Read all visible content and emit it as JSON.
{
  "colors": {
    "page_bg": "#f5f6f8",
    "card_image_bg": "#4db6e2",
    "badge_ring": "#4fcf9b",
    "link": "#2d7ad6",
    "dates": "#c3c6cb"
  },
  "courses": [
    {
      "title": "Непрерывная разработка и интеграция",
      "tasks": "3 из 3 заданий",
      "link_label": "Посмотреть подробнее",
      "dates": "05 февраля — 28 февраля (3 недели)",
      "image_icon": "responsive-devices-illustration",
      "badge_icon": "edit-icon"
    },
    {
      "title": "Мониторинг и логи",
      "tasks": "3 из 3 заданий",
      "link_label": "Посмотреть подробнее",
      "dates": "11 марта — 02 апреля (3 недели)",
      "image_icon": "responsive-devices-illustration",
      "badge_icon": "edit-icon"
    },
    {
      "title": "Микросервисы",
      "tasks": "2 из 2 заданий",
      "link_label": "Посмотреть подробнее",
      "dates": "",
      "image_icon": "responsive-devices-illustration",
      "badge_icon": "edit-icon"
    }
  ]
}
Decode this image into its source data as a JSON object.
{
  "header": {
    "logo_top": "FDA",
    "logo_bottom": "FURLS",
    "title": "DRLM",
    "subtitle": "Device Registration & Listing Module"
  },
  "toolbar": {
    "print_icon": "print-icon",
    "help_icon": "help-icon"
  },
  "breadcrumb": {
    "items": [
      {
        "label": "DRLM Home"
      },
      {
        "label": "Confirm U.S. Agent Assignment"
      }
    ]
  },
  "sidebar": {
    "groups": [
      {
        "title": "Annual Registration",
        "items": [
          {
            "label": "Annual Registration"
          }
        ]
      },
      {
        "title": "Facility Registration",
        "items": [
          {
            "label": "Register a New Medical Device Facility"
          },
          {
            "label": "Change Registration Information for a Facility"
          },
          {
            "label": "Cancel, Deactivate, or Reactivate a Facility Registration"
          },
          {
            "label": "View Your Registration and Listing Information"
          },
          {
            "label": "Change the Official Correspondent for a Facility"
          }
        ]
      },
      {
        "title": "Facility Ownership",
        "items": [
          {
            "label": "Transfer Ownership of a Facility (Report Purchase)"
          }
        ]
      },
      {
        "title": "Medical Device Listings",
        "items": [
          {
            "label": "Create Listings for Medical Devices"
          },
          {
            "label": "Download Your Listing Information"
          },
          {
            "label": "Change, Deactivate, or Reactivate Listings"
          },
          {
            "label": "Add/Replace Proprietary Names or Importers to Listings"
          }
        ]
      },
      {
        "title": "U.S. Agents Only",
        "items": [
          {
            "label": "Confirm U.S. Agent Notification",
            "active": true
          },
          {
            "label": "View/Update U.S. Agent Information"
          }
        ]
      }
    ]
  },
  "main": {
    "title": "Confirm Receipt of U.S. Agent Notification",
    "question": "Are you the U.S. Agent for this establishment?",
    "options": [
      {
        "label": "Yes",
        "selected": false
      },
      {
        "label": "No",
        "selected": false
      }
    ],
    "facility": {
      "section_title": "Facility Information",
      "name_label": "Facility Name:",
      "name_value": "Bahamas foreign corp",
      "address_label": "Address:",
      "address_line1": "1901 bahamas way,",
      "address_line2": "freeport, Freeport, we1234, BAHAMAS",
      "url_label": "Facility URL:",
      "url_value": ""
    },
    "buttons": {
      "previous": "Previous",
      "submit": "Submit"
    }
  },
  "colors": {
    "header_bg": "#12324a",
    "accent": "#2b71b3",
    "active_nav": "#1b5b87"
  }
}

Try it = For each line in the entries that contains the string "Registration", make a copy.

Your solution =
    "subtitle": "Device Registration & Listing Module"
        "title": "Annual Registration",
            "label": "Annual Registration"
        "title": "Facility Registration",
            "label": "Change Registration Information for a Facility"
            "label": "Cancel, Deactivate, or Reactivate a Facility Registration"
            "label": "View Your Registration and Listing Information"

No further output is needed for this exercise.